◆ What the task requires:
What you return should be the lines of the data containing "OVEN", each in full.

◆ Source material:
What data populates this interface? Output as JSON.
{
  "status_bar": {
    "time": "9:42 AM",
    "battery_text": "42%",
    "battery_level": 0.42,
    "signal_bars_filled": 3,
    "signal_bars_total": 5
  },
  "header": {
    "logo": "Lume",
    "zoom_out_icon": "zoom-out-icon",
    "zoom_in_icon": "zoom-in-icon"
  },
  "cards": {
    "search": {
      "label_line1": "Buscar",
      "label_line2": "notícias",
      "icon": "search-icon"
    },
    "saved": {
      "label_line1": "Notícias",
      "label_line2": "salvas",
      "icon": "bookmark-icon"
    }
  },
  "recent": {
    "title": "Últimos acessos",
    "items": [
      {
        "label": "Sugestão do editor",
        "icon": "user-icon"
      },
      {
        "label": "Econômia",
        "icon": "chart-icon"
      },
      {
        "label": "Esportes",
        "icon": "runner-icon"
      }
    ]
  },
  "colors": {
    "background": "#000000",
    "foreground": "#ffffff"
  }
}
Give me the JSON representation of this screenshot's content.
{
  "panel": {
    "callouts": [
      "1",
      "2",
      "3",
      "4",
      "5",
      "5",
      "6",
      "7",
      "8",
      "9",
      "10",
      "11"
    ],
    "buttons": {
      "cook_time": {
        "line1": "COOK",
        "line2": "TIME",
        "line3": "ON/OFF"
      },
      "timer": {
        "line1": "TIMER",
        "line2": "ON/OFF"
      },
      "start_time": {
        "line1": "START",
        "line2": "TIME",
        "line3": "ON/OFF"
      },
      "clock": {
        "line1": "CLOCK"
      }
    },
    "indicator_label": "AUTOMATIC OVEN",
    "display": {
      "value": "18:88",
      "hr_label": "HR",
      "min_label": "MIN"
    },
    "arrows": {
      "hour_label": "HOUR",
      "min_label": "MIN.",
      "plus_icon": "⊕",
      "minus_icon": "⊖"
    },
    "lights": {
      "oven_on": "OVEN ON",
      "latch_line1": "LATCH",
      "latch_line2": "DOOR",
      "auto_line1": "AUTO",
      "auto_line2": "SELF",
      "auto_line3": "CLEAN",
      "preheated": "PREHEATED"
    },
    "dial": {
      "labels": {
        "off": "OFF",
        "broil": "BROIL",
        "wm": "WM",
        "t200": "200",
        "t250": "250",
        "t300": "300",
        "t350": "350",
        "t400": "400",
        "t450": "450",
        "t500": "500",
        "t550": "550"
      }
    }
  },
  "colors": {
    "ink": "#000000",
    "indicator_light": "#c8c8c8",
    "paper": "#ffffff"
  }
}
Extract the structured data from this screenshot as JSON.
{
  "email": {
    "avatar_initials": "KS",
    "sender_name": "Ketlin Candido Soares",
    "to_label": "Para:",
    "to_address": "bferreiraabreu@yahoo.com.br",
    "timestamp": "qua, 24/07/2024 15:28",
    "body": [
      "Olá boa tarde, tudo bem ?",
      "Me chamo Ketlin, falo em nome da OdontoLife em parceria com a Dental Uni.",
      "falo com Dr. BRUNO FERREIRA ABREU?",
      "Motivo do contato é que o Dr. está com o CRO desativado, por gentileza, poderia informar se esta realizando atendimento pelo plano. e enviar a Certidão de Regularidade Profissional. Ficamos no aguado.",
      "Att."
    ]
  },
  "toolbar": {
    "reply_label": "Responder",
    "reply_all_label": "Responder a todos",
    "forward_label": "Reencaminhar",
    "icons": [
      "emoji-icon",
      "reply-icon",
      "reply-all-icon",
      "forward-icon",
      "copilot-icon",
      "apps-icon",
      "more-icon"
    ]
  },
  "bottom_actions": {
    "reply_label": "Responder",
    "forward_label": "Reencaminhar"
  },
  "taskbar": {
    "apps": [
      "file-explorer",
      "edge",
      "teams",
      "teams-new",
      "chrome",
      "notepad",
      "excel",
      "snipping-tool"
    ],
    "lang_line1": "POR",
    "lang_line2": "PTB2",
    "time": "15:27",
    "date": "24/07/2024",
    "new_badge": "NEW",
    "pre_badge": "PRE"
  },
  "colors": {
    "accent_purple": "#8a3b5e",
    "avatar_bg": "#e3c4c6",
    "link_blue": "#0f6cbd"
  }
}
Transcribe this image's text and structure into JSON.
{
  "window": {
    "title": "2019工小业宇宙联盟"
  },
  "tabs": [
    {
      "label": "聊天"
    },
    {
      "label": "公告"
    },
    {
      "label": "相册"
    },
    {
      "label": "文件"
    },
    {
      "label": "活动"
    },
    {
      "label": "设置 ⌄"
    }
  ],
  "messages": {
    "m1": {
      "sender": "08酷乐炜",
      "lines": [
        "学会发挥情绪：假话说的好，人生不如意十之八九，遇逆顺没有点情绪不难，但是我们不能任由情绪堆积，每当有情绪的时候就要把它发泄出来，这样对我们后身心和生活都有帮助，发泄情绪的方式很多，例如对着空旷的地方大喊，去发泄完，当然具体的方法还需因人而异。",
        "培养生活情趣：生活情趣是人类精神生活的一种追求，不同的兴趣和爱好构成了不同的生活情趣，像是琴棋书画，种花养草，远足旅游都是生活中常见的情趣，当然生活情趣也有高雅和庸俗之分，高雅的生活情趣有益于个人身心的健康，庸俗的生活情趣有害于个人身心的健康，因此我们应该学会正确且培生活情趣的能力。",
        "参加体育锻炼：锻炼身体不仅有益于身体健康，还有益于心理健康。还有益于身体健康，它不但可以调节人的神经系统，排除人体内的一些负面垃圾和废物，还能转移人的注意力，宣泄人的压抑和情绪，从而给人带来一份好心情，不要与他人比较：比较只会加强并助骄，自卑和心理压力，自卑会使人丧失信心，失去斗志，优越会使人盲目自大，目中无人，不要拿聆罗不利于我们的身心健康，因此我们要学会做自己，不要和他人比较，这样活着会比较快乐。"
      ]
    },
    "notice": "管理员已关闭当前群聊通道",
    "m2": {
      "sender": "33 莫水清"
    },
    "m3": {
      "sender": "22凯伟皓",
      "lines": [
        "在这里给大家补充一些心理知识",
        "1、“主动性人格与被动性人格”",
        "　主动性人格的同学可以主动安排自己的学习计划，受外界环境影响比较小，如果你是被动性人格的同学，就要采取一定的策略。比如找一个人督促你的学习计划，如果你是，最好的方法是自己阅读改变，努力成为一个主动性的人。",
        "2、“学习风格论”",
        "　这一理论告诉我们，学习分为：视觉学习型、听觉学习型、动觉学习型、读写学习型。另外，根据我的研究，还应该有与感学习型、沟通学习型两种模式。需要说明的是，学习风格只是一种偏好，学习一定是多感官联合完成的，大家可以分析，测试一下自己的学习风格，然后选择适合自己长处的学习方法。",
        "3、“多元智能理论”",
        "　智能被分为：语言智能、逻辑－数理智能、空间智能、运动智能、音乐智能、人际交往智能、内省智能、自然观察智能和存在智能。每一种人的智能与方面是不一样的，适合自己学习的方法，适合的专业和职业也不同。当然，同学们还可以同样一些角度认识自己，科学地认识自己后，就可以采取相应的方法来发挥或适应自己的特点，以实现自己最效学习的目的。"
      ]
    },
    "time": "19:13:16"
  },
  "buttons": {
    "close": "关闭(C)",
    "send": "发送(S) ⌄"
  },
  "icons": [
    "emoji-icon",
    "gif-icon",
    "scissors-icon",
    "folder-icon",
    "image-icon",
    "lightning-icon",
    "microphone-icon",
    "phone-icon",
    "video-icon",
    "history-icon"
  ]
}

◆ Output for this exercise:
    "indicator_label": "AUTOMATIC OVEN",
      "oven_on": "OVEN ON",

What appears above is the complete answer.